At the end of 2010, however, my luck changed. Incoming editors Tim, Erin, Geir, and Elizabeth decided to take a chance on me, something for which I will forever be grateful. Since then, Farrago has played a fundamental role in my life, making me the writer I am today and introducing me to a community of like-minded students.
As one of the 2014 editors, I look forward to being the person that gives you your chance. Sure, you may be brand new to this Uni, or may have never had your work published. But who knows, you could be editing this thing one day…
I’d also like to use this opportunity to acknowledge my predecessors. To Max, Ella, Vicky, Scott, Emma, Sarah, Meg, and Sally – thanks for being such supportive editors and good-quality humans. Here’s hoping I don’t ruin your magazine.
I was told many things when I became a Farrago editor: I’d be stressed beyond anything I’d ever felt before and have no time, but I’d have the best year ever. So far, only the last one is holding up to be true. The job is stressful, I can’t lie, but I love and enjoy it so much I barely notice it.
Farrago, true to its Latin name, is a mixed bag of things. This thing you hold in your hot little hands is the product of collaboration between a brilliant team of writers, subeditors, and illustrators. We can’t be grateful enough for their efforts in doing their respective thangs to pull Edition One together. It’s been so much fun working together, and I hope you enjoy reading the magazine as much as we enjoyed making it.
For those of you coming to the magazine anew, I hope you find something in it that inspires, teaches or even angers you. For anyone who has picked up a copy before, I hope we can match—if not beat—the expectations you’ve gained from the years preceding us. From the new uni smoking ban, to why you should eat insects, there’s something to suit everyone’s taste (so to speak).
Read Farrago, think about it, love it. And if you don’t, get in touch and tell us why—we want to hear your thoughts!
My friends still have no idea what I’m talking about when I tell them what I’m doing for work. “What, so you just choose what goes in the magazine?” goes a common reply. “So it’s mainly fixing grammar and punctuation?” goes another. And much of the time I struggle to answer them, because even I’m still figuring out what being a Farrago editor actually means. All I know is that on a daily basis I’m privileged to work with the most enthusiastic and outrageously talented students you could find. I get to publish writers and illustrators who may have never considered the possibility of their work appearing in print. There are too many get to’s and an unnerving absence of have to’s. In what other job would I be able to sit at a desk all morning and read stories ranging from an Australia Day spent in Indonesia to Hitler’s secret obsession with the abominable snowman?

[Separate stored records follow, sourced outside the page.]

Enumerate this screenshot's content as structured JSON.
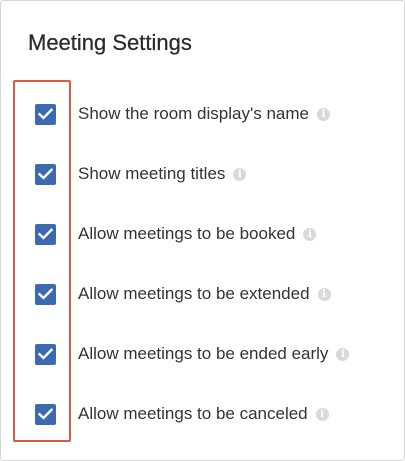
{
  "panel": {
    "title": "Meeting Settings"
  },
  "settings": [
    {
      "label": "Show the room display's name",
      "checked": true,
      "info_icon": "info-icon"
    },
    {
      "label": "Show meeting titles",
      "checked": true,
      "info_icon": "info-icon"
    },
    {
      "label": "Allow meetings to be booked",
      "checked": true,
      "info_icon": "info-icon"
    },
    {
      "label": "Allow meetings to be extended",
      "checked": true,
      "info_icon": "info-icon"
    },
    {
      "label": "Allow meetings to be ended early",
      "checked": true,
      "info_icon": "info-icon"
    },
    {
      "label": "Allow meetings to be canceled",
      "checked": true,
      "info_icon": "info-icon"
    }
  ],
  "icons": {
    "info_glyph": "i"
  },
  "colors": {
    "checkbox": "#3d69b1",
    "highlight_border": "#dc5a3f",
    "info_icon": "#d9d9d9",
    "text": "#333333"
  }
}
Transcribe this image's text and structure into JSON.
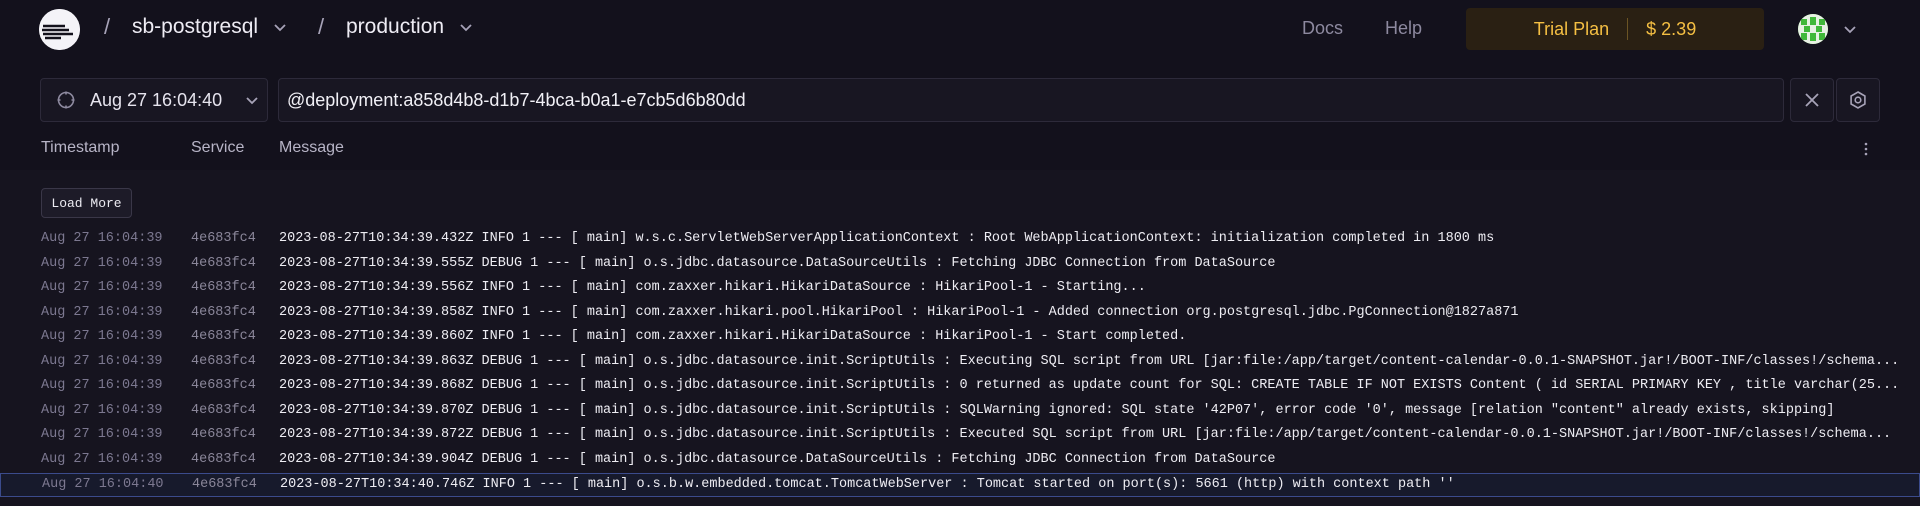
{
  "header": {
    "project": "sb-postgresql",
    "environment": "production",
    "links": {
      "docs": "Docs",
      "help": "Help"
    },
    "trial": {
      "plan": "Trial Plan",
      "amount": "$ 2.39",
      "color": "#f5bf43"
    },
    "separator": "/"
  },
  "filter": {
    "date": "Aug 27 16:04:40",
    "query": "@deployment:a858d4b8-d1b7-4bca-b0a1-e7cb5d6b80dd"
  },
  "columns": {
    "timestamp": "Timestamp",
    "service": "Service",
    "message": "Message"
  },
  "load_more": "Load More",
  "logs": [
    {
      "timestamp": "Aug 27 16:04:39",
      "service": "4e683fc4",
      "message": "2023-08-27T10:34:39.432Z INFO 1 --- [ main] w.s.c.ServletWebServerApplicationContext : Root WebApplicationContext: initialization completed in 1800 ms"
    },
    {
      "timestamp": "Aug 27 16:04:39",
      "service": "4e683fc4",
      "message": "2023-08-27T10:34:39.555Z DEBUG 1 --- [ main] o.s.jdbc.datasource.DataSourceUtils : Fetching JDBC Connection from DataSource"
    },
    {
      "timestamp": "Aug 27 16:04:39",
      "service": "4e683fc4",
      "message": "2023-08-27T10:34:39.556Z INFO 1 --- [ main] com.zaxxer.hikari.HikariDataSource : HikariPool-1 - Starting..."
    },
    {
      "timestamp": "Aug 27 16:04:39",
      "service": "4e683fc4",
      "message": "2023-08-27T10:34:39.858Z INFO 1 --- [ main] com.zaxxer.hikari.pool.HikariPool : HikariPool-1 - Added connection org.postgresql.jdbc.PgConnection@1827a871"
    },
    {
      "timestamp": "Aug 27 16:04:39",
      "service": "4e683fc4",
      "message": "2023-08-27T10:34:39.860Z INFO 1 --- [ main] com.zaxxer.hikari.HikariDataSource : HikariPool-1 - Start completed."
    },
    {
      "timestamp": "Aug 27 16:04:39",
      "service": "4e683fc4",
      "message": "2023-08-27T10:34:39.863Z DEBUG 1 --- [ main] o.s.jdbc.datasource.init.ScriptUtils : Executing SQL script from URL [jar:file:/app/target/content-calendar-0.0.1-SNAPSHOT.jar!/BOOT-INF/classes!/schema..."
    },
    {
      "timestamp": "Aug 27 16:04:39",
      "service": "4e683fc4",
      "message": "2023-08-27T10:34:39.868Z DEBUG 1 --- [ main] o.s.jdbc.datasource.init.ScriptUtils : 0 returned as update count for SQL: CREATE TABLE IF NOT EXISTS Content ( id SERIAL PRIMARY KEY , title varchar(25..."
    },
    {
      "timestamp": "Aug 27 16:04:39",
      "service": "4e683fc4",
      "message": "2023-08-27T10:34:39.870Z DEBUG 1 --- [ main] o.s.jdbc.datasource.init.ScriptUtils : SQLWarning ignored: SQL state '42P07', error code '0', message [relation \"content\" already exists, skipping]"
    },
    {
      "timestamp": "Aug 27 16:04:39",
      "service": "4e683fc4",
      "message": "2023-08-27T10:34:39.872Z DEBUG 1 --- [ main] o.s.jdbc.datasource.init.ScriptUtils : Executed SQL script from URL [jar:file:/app/target/content-calendar-0.0.1-SNAPSHOT.jar!/BOOT-INF/classes!/schema..."
    },
    {
      "timestamp": "Aug 27 16:04:39",
      "service": "4e683fc4",
      "message": "2023-08-27T10:34:39.904Z DEBUG 1 --- [ main] o.s.jdbc.datasource.DataSourceUtils : Fetching JDBC Connection from DataSource"
    },
    {
      "timestamp": "Aug 27 16:04:40",
      "service": "4e683fc4",
      "message": "2023-08-27T10:34:40.746Z INFO 1 --- [ main] o.s.b.w.embedded.tomcat.TomcatWebServer : Tomcat started on port(s): 5661 (http) with context path ''",
      "selected": true
    }
  ],
  "icons": {
    "logo": "railway-logo-icon",
    "date": "clock-icon",
    "clear": "close-icon",
    "settings": "gear-icon",
    "menu": "more-vertical-icon",
    "chevron": "chevron-down-icon"
  }
}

Self-involved rhapsodising aside, there are some great pages ahead, and if you’re not featured in any of them I hope that in future you’ll take the time to get involved and contribute. You get to write about whatever you like, and get fame and devastating sexual magnetism in the process. What could be better?